**About this exercise:** Where does the word "XAUTH" occur in the entries below? Copy every line that has it.

════

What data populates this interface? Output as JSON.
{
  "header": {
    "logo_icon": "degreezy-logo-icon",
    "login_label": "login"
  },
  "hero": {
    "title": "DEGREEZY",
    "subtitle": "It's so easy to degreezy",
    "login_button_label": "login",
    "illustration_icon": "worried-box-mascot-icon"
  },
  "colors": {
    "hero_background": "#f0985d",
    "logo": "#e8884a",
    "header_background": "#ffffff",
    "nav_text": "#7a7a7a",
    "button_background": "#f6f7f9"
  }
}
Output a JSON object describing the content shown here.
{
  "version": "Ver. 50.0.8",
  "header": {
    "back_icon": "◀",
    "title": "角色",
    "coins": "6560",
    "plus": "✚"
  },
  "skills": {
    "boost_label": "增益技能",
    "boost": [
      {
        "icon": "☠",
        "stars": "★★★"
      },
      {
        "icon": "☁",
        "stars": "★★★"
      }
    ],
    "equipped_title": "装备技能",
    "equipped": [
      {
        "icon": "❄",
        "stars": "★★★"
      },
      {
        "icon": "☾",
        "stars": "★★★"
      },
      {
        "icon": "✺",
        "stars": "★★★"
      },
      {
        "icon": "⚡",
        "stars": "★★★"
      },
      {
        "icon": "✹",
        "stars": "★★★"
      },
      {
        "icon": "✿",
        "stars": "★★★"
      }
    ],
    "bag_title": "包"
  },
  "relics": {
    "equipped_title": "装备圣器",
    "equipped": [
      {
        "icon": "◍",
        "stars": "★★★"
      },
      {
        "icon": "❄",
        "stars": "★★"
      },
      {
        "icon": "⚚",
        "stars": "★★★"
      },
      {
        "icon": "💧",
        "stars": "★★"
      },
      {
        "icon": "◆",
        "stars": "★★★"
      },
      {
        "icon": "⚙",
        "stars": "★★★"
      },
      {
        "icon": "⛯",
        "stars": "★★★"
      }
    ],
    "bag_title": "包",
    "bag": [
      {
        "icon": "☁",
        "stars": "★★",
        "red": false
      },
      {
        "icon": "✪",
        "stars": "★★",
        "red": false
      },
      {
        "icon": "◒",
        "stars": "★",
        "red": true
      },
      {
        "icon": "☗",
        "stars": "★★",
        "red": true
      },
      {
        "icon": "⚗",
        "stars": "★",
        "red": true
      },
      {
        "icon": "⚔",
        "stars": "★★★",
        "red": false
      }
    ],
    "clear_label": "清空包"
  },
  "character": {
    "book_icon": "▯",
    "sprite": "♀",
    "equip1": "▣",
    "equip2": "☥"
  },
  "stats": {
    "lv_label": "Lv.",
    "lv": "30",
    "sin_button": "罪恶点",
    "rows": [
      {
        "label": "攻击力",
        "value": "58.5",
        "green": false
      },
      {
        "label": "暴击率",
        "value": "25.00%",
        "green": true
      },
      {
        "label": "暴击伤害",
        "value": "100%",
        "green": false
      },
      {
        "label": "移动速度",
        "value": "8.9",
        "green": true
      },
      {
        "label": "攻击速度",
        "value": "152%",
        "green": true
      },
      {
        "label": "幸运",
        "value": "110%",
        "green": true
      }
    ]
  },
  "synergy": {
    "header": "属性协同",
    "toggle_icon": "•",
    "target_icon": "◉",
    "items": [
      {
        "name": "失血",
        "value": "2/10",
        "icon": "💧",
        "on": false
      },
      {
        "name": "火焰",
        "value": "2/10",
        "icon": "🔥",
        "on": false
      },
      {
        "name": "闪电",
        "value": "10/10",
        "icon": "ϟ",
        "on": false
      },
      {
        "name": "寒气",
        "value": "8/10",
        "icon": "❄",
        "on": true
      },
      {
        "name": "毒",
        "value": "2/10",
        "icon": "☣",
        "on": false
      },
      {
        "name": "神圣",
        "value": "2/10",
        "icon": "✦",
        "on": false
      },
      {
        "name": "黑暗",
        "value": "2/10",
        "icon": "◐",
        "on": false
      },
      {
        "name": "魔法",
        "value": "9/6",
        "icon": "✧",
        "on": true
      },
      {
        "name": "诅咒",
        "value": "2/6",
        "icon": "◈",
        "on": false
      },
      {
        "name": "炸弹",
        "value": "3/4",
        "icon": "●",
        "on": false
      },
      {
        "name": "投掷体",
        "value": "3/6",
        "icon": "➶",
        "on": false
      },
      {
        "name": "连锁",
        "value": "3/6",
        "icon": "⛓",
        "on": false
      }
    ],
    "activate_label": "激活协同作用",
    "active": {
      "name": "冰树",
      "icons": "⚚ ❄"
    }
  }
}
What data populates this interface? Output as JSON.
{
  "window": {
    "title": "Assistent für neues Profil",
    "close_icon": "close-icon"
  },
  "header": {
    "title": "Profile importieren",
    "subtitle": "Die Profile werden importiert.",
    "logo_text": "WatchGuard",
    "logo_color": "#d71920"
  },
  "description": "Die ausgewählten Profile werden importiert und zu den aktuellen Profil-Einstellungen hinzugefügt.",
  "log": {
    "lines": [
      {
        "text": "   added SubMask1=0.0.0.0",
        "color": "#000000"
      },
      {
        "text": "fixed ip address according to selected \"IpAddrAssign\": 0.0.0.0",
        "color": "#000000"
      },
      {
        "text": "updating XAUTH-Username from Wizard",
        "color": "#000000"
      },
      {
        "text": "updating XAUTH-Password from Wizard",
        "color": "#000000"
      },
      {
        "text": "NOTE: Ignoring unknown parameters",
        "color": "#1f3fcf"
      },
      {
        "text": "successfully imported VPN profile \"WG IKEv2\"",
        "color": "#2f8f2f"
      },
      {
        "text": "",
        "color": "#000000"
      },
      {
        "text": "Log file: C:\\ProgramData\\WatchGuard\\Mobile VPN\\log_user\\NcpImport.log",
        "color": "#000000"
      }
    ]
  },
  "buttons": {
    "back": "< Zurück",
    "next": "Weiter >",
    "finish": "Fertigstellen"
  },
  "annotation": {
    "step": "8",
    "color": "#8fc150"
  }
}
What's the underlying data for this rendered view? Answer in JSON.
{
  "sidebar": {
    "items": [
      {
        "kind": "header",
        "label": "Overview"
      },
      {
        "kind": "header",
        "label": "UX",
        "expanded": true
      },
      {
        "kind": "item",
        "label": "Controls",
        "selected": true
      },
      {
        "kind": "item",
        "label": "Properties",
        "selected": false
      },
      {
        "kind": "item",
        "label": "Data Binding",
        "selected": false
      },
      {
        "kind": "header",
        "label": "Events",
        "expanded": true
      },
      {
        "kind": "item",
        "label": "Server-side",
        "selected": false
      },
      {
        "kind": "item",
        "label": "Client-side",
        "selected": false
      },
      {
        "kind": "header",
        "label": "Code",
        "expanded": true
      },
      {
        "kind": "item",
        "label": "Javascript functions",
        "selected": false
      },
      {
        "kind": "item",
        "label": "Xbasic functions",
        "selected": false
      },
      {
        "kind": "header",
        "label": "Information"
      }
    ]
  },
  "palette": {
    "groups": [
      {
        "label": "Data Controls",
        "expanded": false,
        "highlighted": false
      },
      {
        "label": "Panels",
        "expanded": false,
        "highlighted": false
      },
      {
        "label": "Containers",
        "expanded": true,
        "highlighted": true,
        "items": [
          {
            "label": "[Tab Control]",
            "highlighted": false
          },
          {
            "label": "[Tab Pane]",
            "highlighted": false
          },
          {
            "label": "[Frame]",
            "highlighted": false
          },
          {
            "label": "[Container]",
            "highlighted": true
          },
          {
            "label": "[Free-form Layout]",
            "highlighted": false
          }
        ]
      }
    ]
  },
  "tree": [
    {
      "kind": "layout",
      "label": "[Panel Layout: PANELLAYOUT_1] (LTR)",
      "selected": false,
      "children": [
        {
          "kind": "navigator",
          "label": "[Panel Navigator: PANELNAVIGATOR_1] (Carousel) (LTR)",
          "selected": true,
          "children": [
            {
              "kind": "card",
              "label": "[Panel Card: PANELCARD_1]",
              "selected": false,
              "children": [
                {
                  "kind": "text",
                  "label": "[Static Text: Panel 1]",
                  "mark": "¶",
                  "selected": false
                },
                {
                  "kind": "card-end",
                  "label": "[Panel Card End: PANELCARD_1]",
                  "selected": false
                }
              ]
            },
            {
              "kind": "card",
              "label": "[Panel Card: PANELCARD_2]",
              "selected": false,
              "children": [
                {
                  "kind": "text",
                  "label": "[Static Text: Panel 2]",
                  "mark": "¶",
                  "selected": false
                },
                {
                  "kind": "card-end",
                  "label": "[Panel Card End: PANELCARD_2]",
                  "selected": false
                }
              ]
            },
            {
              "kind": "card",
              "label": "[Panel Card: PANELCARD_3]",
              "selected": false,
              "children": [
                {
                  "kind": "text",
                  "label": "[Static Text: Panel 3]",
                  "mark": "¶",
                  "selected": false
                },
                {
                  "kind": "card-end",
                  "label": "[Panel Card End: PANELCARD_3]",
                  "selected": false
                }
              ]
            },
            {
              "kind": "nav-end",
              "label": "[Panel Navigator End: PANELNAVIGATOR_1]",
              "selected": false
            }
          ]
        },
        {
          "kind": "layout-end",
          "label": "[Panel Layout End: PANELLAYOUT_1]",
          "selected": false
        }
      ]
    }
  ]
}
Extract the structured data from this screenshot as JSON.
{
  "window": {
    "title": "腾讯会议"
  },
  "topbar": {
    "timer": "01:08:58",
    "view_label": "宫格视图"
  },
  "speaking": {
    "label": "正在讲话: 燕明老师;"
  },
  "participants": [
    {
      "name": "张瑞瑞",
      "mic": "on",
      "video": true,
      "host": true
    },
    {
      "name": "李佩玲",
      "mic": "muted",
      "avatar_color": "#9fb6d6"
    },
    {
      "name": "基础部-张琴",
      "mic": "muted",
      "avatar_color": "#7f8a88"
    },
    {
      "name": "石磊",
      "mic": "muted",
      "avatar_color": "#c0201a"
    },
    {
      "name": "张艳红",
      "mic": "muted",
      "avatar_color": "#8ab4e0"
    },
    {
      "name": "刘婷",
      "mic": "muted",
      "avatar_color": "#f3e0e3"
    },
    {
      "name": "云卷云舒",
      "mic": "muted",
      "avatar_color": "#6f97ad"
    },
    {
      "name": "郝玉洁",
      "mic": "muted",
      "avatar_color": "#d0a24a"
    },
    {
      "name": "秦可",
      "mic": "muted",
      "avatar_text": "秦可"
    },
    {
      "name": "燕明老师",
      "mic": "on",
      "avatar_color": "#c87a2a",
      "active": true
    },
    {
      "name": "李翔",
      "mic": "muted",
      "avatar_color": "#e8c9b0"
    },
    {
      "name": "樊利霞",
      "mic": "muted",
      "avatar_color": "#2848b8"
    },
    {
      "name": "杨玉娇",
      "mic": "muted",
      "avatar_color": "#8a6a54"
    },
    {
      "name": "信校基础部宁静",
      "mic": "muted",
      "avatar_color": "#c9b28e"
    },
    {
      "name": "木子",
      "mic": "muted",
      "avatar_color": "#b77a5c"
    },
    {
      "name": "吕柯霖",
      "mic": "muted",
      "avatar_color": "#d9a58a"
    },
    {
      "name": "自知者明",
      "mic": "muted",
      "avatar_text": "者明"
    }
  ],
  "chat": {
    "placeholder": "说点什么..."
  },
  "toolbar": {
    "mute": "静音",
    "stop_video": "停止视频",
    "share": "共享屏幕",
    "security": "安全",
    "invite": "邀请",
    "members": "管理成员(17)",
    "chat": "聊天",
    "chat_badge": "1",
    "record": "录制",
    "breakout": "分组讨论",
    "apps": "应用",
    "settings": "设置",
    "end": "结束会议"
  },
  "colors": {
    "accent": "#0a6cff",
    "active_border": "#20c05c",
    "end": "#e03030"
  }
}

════

**Expected answer:**
        "text": "updating XAUTH-Username from Wizard",
        "text": "updating XAUTH-Password from Wizard",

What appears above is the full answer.